MySpace has apologized to users who stored music and other creative content on the social network, claiming that during a server migration large quantities of photos, videos, and music were lost. This has left many fans unable to access old bands they enjoyed and many artists who have long since moved on from their musical or other artistic endeavors. In some cases, this means that certain songs, images, and videos are lost forever.
The relevance of MySpace has long since waned, but once upon a time, it was the most popular site in the U.S. with more than 100 million members. Although it lost out to new social networks like Facebook and Twitter, MySpace held millions of publicly accessible songs and other artistic content for years — even rebranding itself as a source for new music in 2013. However, this server move debacle has reportedly lead to the corruption and unavailability of more than 50 million songs, as well as untold numbers of videos and photos that were uploaded between 2003 and 2015.
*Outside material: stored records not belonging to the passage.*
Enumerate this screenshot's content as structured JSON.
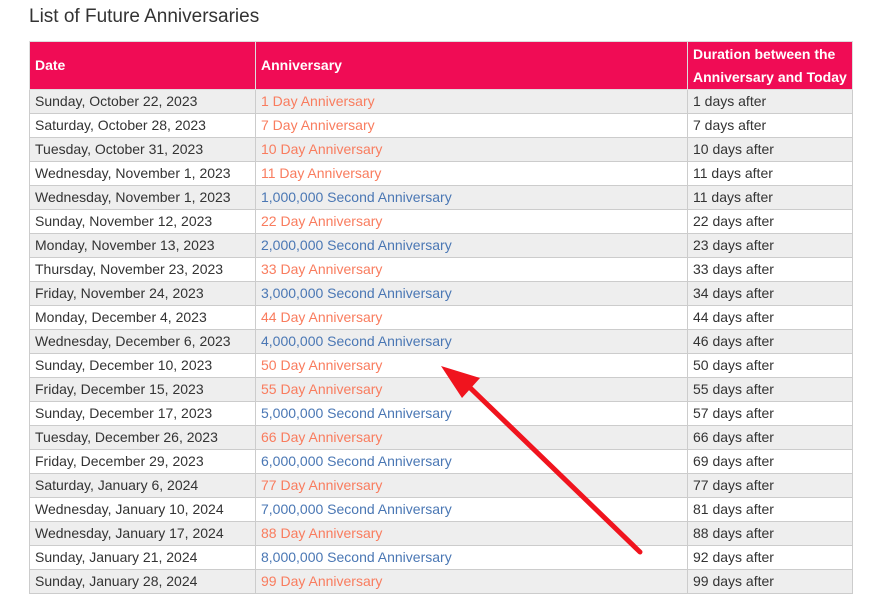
{
  "page": {
    "title": "List of Future Anniversaries"
  },
  "table": {
    "headers": {
      "date": "Date",
      "anniversary": "Anniversary",
      "duration": "Duration between the Anniversary and Today"
    },
    "rows": [
      {
        "date": "Sunday, October 22, 2023",
        "anniversary": "1 Day Anniversary",
        "type": "day",
        "duration": "1 days after"
      },
      {
        "date": "Saturday, October 28, 2023",
        "anniversary": "7 Day Anniversary",
        "type": "day",
        "duration": "7 days after"
      },
      {
        "date": "Tuesday, October 31, 2023",
        "anniversary": "10 Day Anniversary",
        "type": "day",
        "duration": "10 days after"
      },
      {
        "date": "Wednesday, November 1, 2023",
        "anniversary": "11 Day Anniversary",
        "type": "day",
        "duration": "11 days after"
      },
      {
        "date": "Wednesday, November 1, 2023",
        "anniversary": "1,000,000 Second Anniversary",
        "type": "second",
        "duration": "11 days after"
      },
      {
        "date": "Sunday, November 12, 2023",
        "anniversary": "22 Day Anniversary",
        "type": "day",
        "duration": "22 days after"
      },
      {
        "date": "Monday, November 13, 2023",
        "anniversary": "2,000,000 Second Anniversary",
        "type": "second",
        "duration": "23 days after"
      },
      {
        "date": "Thursday, November 23, 2023",
        "anniversary": "33 Day Anniversary",
        "type": "day",
        "duration": "33 days after"
      },
      {
        "date": "Friday, November 24, 2023",
        "anniversary": "3,000,000 Second Anniversary",
        "type": "second",
        "duration": "34 days after"
      },
      {
        "date": "Monday, December 4, 2023",
        "anniversary": "44 Day Anniversary",
        "type": "day",
        "duration": "44 days after"
      },
      {
        "date": "Wednesday, December 6, 2023",
        "anniversary": "4,000,000 Second Anniversary",
        "type": "second",
        "duration": "46 days after"
      },
      {
        "date": "Sunday, December 10, 2023",
        "anniversary": "50 Day Anniversary",
        "type": "day",
        "duration": "50 days after"
      },
      {
        "date": "Friday, December 15, 2023",
        "anniversary": "55 Day Anniversary",
        "type": "day",
        "duration": "55 days after"
      },
      {
        "date": "Sunday, December 17, 2023",
        "anniversary": "5,000,000 Second Anniversary",
        "type": "second",
        "duration": "57 days after"
      },
      {
        "date": "Tuesday, December 26, 2023",
        "anniversary": "66 Day Anniversary",
        "type": "day",
        "duration": "66 days after"
      },
      {
        "date": "Friday, December 29, 2023",
        "anniversary": "6,000,000 Second Anniversary",
        "type": "second",
        "duration": "69 days after"
      },
      {
        "date": "Saturday, January 6, 2024",
        "anniversary": "77 Day Anniversary",
        "type": "day",
        "duration": "77 days after"
      },
      {
        "date": "Wednesday, January 10, 2024",
        "anniversary": "7,000,000 Second Anniversary",
        "type": "second",
        "duration": "81 days after"
      },
      {
        "date": "Wednesday, January 17, 2024",
        "anniversary": "88 Day Anniversary",
        "type": "day",
        "duration": "88 days after"
      },
      {
        "date": "Sunday, January 21, 2024",
        "anniversary": "8,000,000 Second Anniversary",
        "type": "second",
        "duration": "92 days after"
      },
      {
        "date": "Sunday, January 28, 2024",
        "anniversary": "99 Day Anniversary",
        "type": "day",
        "duration": "99 days after"
      }
    ]
  },
  "annotation": {
    "type": "arrow",
    "color": "#f0141e",
    "points_to_row": 11
  },
  "colors": {
    "header_bg": "#f00c55",
    "day_anniversary": "#f97c5e",
    "second_anniversary": "#4a77b4"
  }
}
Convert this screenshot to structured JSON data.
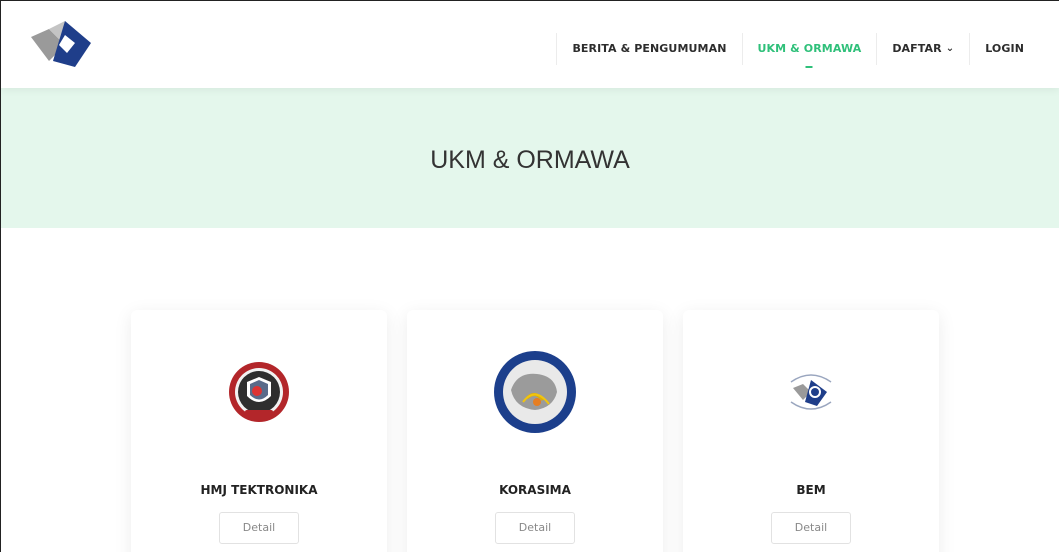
{
  "header": {
    "logo_icon": "campus-diamond-logo",
    "nav": [
      {
        "label": "BERITA & PENGUMUMAN",
        "active": false
      },
      {
        "label": "UKM & ORMAWA",
        "active": true
      },
      {
        "label": "DAFTAR",
        "active": false,
        "has_dropdown": true
      },
      {
        "label": "LOGIN",
        "active": false
      }
    ],
    "dropdown_caret": "⌄"
  },
  "banner": {
    "title": "UKM & ORMAWA",
    "background": "#e4f7ec"
  },
  "colors": {
    "accent": "#2fc07a",
    "text": "#2d2d2d"
  },
  "cards": [
    {
      "name": "HMJ TEKTRONIKA",
      "button": "Detail",
      "logo_icon": "hmj-tektronika-emblem"
    },
    {
      "name": "KORASIMA",
      "button": "Detail",
      "logo_icon": "korasima-emblem"
    },
    {
      "name": "BEM",
      "button": "Detail",
      "logo_icon": "bem-emblem"
    }
  ]
}
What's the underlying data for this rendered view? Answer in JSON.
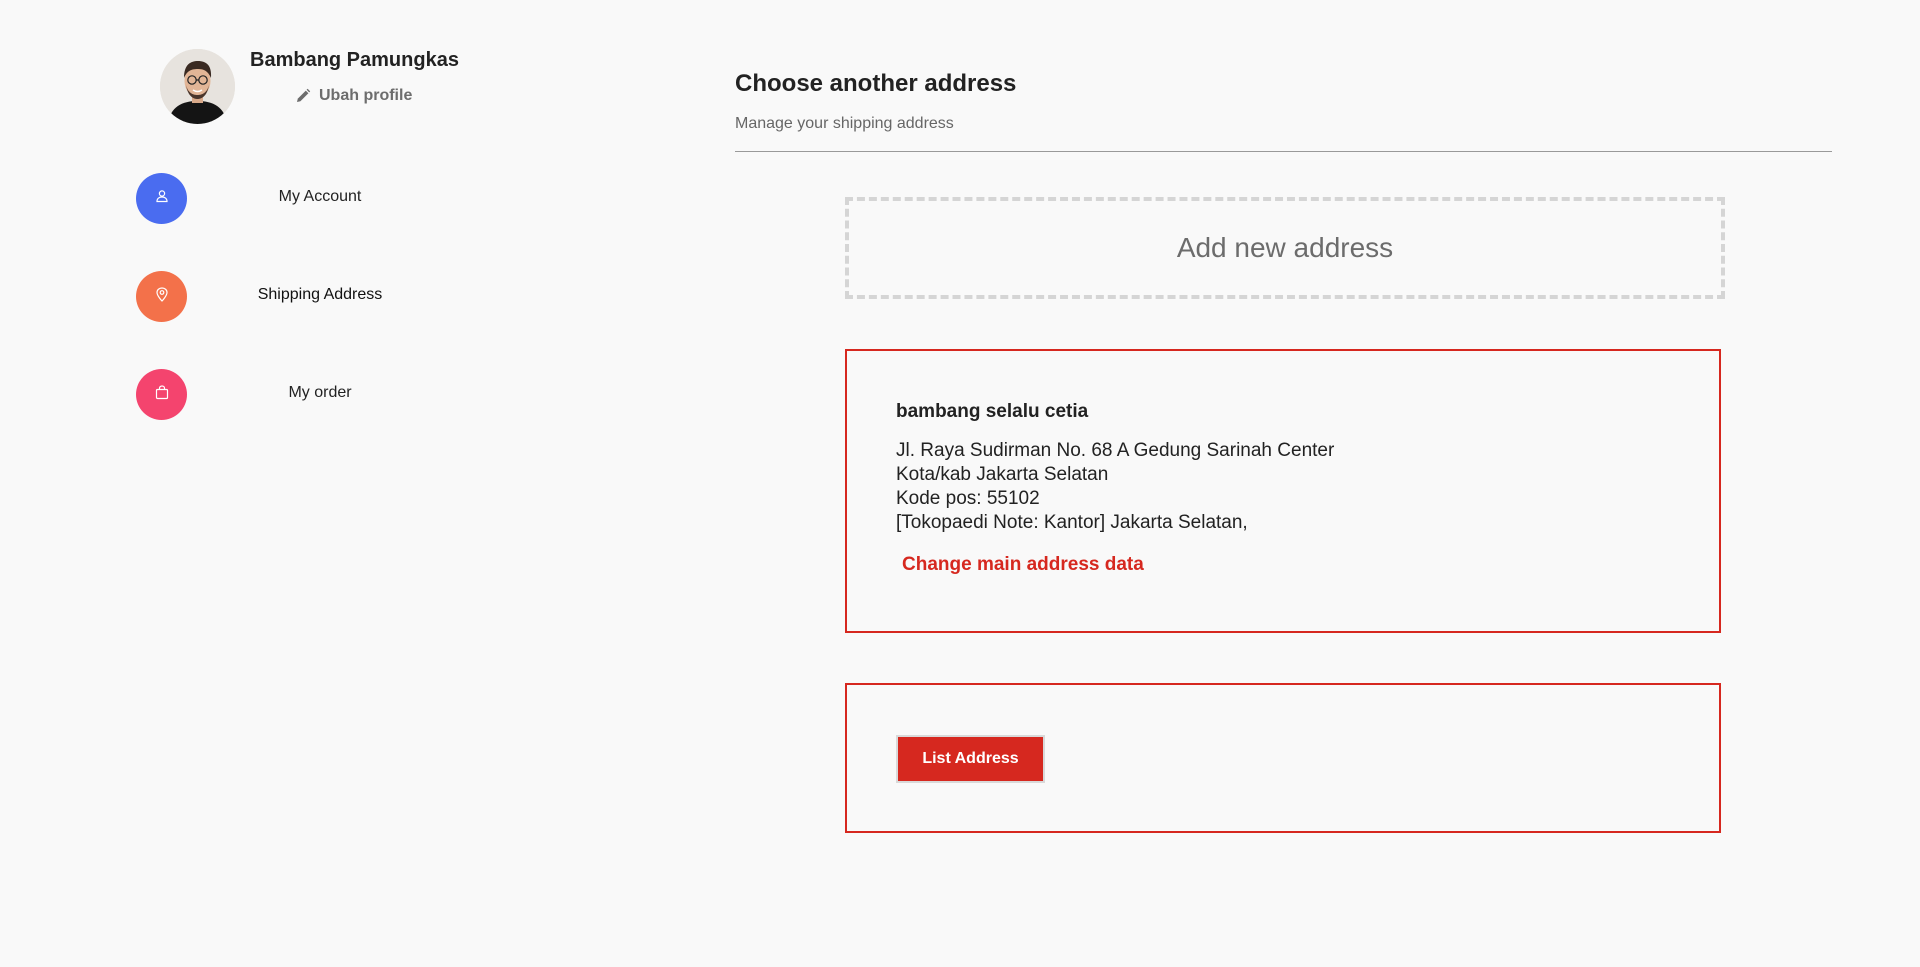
{
  "profile": {
    "name": "Bambang Pamungkas",
    "edit_label": "Ubah profile"
  },
  "sidebar": {
    "items": [
      {
        "label": "My Account",
        "icon": "user-icon",
        "color": "#4a6cf0",
        "active": false
      },
      {
        "label": "Shipping Address",
        "icon": "map-pin-icon",
        "color": "#f3714a",
        "active": true
      },
      {
        "label": "My order",
        "icon": "shopping-bag-icon",
        "color": "#f4446e",
        "active": false
      }
    ]
  },
  "main": {
    "title": "Choose another address",
    "subtitle": "Manage your shipping address",
    "add_address_label": "Add new address",
    "address": {
      "recipient": "bambang selalu cetia",
      "street": "Jl. Raya Sudirman No. 68 A Gedung Sarinah Center",
      "city": "Kota/kab Jakarta Selatan",
      "postal_code": "Kode pos: 55102",
      "note": "[Tokopaedi Note: Kantor] Jakarta Selatan,",
      "change_link": "Change main address data"
    },
    "list_button": "List Address"
  },
  "colors": {
    "accent": "#d6281f",
    "background": "#f9f9f9",
    "dashed_border": "#d5d5d5"
  }
}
“As a result of a server migration project, any photos, videos, and audio files you uploaded more than three years ago may no longer be available on or from MySpace,” the company said in a statement. It directed those affected who want greater clarity on the situation to contact its data protection officer.
While this issue has only recently come to light on a grander scale, it’s something MySpace fans have been dealing with for over a year. Reddit threads date back to February 2018 that note problems with playing songs on the platform. At that time, MySpace acknowledged the issue and claimed that it was working on a fix. That fix never materialized, however, and at this point, it seems unlikely if any of the lost content will ever be recovered.
This has angered many MySpace fans and those who considered the site as an archive of a bygone era of the internet. Others, like Kickstarter’s former chief technical officer Andy Baio, registered deep skepticism at the idea of data being lost during a transfer. He and others have suggested that the data may have been deliberately mismanaged to avoid having to carry the deadweight of more than a decade’s worth of user-generated content.